EXERCISE INSTRUCTIONS: Repeat the entries below exactly and in full.

SOURCE DATA:
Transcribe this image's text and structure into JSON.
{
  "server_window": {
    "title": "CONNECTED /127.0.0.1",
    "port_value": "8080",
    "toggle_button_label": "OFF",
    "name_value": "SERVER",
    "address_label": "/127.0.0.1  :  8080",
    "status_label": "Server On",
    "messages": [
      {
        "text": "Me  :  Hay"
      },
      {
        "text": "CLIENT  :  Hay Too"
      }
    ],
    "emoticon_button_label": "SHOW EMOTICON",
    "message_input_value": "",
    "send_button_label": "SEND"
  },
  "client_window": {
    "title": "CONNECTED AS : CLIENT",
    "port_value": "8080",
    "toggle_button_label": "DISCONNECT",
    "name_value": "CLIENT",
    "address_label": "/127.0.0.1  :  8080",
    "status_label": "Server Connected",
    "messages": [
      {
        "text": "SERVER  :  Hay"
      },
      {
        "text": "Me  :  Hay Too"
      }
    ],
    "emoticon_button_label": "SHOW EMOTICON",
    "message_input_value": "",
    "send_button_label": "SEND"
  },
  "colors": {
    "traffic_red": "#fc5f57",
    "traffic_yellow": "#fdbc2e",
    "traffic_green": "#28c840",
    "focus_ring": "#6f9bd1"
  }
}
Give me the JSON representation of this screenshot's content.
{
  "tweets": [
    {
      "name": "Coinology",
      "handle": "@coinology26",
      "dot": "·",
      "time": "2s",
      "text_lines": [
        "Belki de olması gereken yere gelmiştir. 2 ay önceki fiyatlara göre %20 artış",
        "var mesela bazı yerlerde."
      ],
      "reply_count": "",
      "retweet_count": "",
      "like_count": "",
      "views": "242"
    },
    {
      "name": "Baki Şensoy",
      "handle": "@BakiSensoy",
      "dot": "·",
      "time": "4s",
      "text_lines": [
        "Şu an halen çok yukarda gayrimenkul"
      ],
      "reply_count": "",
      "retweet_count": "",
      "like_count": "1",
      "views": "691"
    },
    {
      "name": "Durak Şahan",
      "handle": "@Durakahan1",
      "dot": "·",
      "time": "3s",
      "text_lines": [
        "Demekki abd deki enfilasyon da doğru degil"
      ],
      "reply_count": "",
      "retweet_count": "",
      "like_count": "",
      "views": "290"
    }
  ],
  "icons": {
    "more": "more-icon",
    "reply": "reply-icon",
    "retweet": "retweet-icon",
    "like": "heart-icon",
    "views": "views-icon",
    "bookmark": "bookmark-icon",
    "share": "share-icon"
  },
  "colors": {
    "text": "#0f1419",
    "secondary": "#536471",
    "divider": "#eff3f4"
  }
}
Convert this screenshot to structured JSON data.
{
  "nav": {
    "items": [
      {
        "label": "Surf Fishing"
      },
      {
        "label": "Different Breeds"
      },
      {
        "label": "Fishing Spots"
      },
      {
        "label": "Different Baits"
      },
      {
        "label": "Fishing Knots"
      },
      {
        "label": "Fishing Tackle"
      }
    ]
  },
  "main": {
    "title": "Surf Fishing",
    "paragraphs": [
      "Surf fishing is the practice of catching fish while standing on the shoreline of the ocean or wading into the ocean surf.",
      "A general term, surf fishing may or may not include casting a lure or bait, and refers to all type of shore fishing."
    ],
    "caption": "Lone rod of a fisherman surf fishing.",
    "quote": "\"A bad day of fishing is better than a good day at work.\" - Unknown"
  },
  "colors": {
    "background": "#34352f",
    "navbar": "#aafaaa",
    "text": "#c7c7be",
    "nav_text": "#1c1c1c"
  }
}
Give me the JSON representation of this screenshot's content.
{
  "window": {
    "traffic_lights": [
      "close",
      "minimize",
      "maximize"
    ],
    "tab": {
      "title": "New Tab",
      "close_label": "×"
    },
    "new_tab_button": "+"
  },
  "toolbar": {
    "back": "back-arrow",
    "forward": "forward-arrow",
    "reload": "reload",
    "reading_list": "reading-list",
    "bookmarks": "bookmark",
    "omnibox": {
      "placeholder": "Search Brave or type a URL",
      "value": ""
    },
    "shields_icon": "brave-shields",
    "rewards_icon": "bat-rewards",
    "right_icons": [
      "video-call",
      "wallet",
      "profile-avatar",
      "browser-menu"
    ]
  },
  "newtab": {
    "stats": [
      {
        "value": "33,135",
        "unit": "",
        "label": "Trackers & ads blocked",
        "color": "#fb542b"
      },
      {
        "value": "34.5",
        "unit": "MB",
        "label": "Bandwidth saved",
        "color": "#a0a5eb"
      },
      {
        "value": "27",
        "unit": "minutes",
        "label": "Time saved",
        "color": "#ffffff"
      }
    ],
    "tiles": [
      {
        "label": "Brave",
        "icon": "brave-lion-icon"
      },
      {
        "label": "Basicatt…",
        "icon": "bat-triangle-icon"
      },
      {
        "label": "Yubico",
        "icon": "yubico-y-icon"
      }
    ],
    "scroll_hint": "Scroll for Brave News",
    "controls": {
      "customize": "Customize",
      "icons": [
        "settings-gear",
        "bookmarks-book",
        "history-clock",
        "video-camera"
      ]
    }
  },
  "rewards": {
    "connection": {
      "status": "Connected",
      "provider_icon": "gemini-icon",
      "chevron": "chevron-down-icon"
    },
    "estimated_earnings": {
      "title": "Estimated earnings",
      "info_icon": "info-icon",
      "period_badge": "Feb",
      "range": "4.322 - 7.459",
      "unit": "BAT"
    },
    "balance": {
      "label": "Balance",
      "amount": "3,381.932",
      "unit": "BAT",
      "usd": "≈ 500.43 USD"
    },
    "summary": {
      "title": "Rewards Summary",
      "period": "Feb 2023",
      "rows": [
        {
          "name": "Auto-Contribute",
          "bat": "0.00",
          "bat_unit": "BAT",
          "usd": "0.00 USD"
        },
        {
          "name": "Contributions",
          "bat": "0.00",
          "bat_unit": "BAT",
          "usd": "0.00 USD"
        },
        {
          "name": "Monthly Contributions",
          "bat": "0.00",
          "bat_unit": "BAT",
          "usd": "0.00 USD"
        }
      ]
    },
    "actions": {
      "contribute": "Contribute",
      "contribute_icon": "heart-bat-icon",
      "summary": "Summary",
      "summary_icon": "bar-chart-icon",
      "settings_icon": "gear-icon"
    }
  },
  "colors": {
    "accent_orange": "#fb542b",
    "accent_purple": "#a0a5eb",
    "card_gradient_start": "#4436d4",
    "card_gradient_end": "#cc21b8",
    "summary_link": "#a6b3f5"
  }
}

TASK RESULT:
Transcribe this image's text and structure into JSON.
{
  "server_window": {
    "title": "CONNECTED /127.0.0.1",
    "port_value": "8080",
    "toggle_button_label": "OFF",
    "name_value": "SERVER",
    "address_label": "/127.0.0.1  :  8080",
    "status_label": "Server On",
    "messages": [
      {
        "text": "Me  :  Hay"
      },
      {
        "text": "CLIENT  :  Hay Too"
      }
    ],
    "emoticon_button_label": "SHOW EMOTICON",
    "message_input_value": "",
    "send_button_label": "SEND"
  },
  "client_window": {
    "title": "CONNECTED AS : CLIENT",
    "port_value": "8080",
    "toggle_button_label": "DISCONNECT",
    "name_value": "CLIENT",
    "address_label": "/127.0.0.1  :  8080",
    "status_label": "Server Connected",
    "messages": [
      {
        "text": "SERVER  :  Hay"
      },
      {
        "text": "Me  :  Hay Too"
      }
    ],
    "emoticon_button_label": "SHOW EMOTICON",
    "message_input_value": "",
    "send_button_label": "SEND"
  },
  "colors": {
    "traffic_red": "#fc5f57",
    "traffic_yellow": "#fdbc2e",
    "traffic_green": "#28c840",
    "focus_ring": "#6f9bd1"
  }
}
Give me the JSON representation of this screenshot's content.
{
  "tweets": [
    {
      "name": "Coinology",
      "handle": "@coinology26",
      "dot": "·",
      "time": "2s",
      "text_lines": [
        "Belki de olması gereken yere gelmiştir. 2 ay önceki fiyatlara göre %20 artış",
        "var mesela bazı yerlerde."
      ],
      "reply_count": "",
      "retweet_count": "",
      "like_count": "",
      "views": "242"
    },
    {
      "name": "Baki Şensoy",
      "handle": "@BakiSensoy",
      "dot": "·",
      "time": "4s",
      "text_lines": [
        "Şu an halen çok yukarda gayrimenkul"
      ],
      "reply_count": "",
      "retweet_count": "",
      "like_count": "1",
      "views": "691"
    },
    {
      "name": "Durak Şahan",
      "handle": "@Durakahan1",
      "dot": "·",
      "time": "3s",
      "text_lines": [
        "Demekki abd deki enfilasyon da doğru degil"
      ],
      "reply_count": "",
      "retweet_count": "",
      "like_count": "",
      "views": "290"
    }
  ],
  "icons": {
    "more": "more-icon",
    "reply": "reply-icon",
    "retweet": "retweet-icon",
    "like": "heart-icon",
    "views": "views-icon",
    "bookmark": "bookmark-icon",
    "share": "share-icon"
  },
  "colors": {
    "text": "#0f1419",
    "secondary": "#536471",
    "divider": "#eff3f4"
  }
}
Convert this screenshot to structured JSON data.
{
  "nav": {
    "items": [
      {
        "label": "Surf Fishing"
      },
      {
        "label": "Different Breeds"
      },
      {
        "label": "Fishing Spots"
      },
      {
        "label": "Different Baits"
      },
      {
        "label": "Fishing Knots"
      },
      {
        "label": "Fishing Tackle"
      }
    ]
  },
  "main": {
    "title": "Surf Fishing",
    "paragraphs": [
      "Surf fishing is the practice of catching fish while standing on the shoreline of the ocean or wading into the ocean surf.",
      "A general term, surf fishing may or may not include casting a lure or bait, and refers to all type of shore fishing."
    ],
    "caption": "Lone rod of a fisherman surf fishing.",
    "quote": "\"A bad day of fishing is better than a good day at work.\" - Unknown"
  },
  "colors": {
    "background": "#34352f",
    "navbar": "#aafaaa",
    "text": "#c7c7be",
    "nav_text": "#1c1c1c"
  }
}
Give me the JSON representation of this screenshot's content.
{
  "window": {
    "traffic_lights": [
      "close",
      "minimize",
      "maximize"
    ],
    "tab": {
      "title": "New Tab",
      "close_label": "×"
    },
    "new_tab_button": "+"
  },
  "toolbar": {
    "back": "back-arrow",
    "forward": "forward-arrow",
    "reload": "reload",
    "reading_list": "reading-list",
    "bookmarks": "bookmark",
    "omnibox": {
      "placeholder": "Search Brave or type a URL",
      "value": ""
    },
    "shields_icon": "brave-shields",
    "rewards_icon": "bat-rewards",
    "right_icons": [
      "video-call",
      "wallet",
      "profile-avatar",
      "browser-menu"
    ]
  },
  "newtab": {
    "stats": [
      {
        "value": "33,135",
        "unit": "",
        "label": "Trackers & ads blocked",
        "color": "#fb542b"
      },
      {
        "value": "34.5",
        "unit": "MB",
        "label": "Bandwidth saved",
        "color": "#a0a5eb"
      },
      {
        "value": "27",
        "unit": "minutes",
        "label": "Time saved",
        "color": "#ffffff"
      }
    ],
    "tiles": [
      {
        "label": "Brave",
        "icon": "brave-lion-icon"
      },
      {
        "label": "Basicatt…",
        "icon": "bat-triangle-icon"
      },
      {
        "label": "Yubico",
        "icon": "yubico-y-icon"
      }
    ],
    "scroll_hint": "Scroll for Brave News",
    "controls": {
      "customize": "Customize",
      "icons": [
        "settings-gear",
        "bookmarks-book",
        "history-clock",
        "video-camera"
      ]
    }
  },
  "rewards": {
    "connection": {
      "status": "Connected",
      "provider_icon": "gemini-icon",
      "chevron": "chevron-down-icon"
    },
    "estimated_earnings": {
      "title": "Estimated earnings",
      "info_icon": "info-icon",
      "period_badge": "Feb",
      "range": "4.322 - 7.459",
      "unit": "BAT"
    },
    "balance": {
      "label": "Balance",
      "amount": "3,381.932",
      "unit": "BAT",
      "usd": "≈ 500.43 USD"
    },
    "summary": {
      "title": "Rewards Summary",
      "period": "Feb 2023",
      "rows": [
        {
          "name": "Auto-Contribute",
          "bat": "0.00",
          "bat_unit": "BAT",
          "usd": "0.00 USD"
        },
        {
          "name": "Contributions",
          "bat": "0.00",
          "bat_unit": "BAT",
          "usd": "0.00 USD"
        },
        {
          "name": "Monthly Contributions",
          "bat": "0.00",
          "bat_unit": "BAT",
          "usd": "0.00 USD"
        }
      ]
    },
    "actions": {
      "contribute": "Contribute",
      "contribute_icon": "heart-bat-icon",
      "summary": "Summary",
      "summary_icon": "bar-chart-icon",
      "settings_icon": "gear-icon"
    }
  },
  "colors": {
    "accent_orange": "#fb542b",
    "accent_purple": "#a0a5eb",
    "card_gradient_start": "#4436d4",
    "card_gradient_end": "#cc21b8",
    "summary_link": "#a6b3f5"
  }
}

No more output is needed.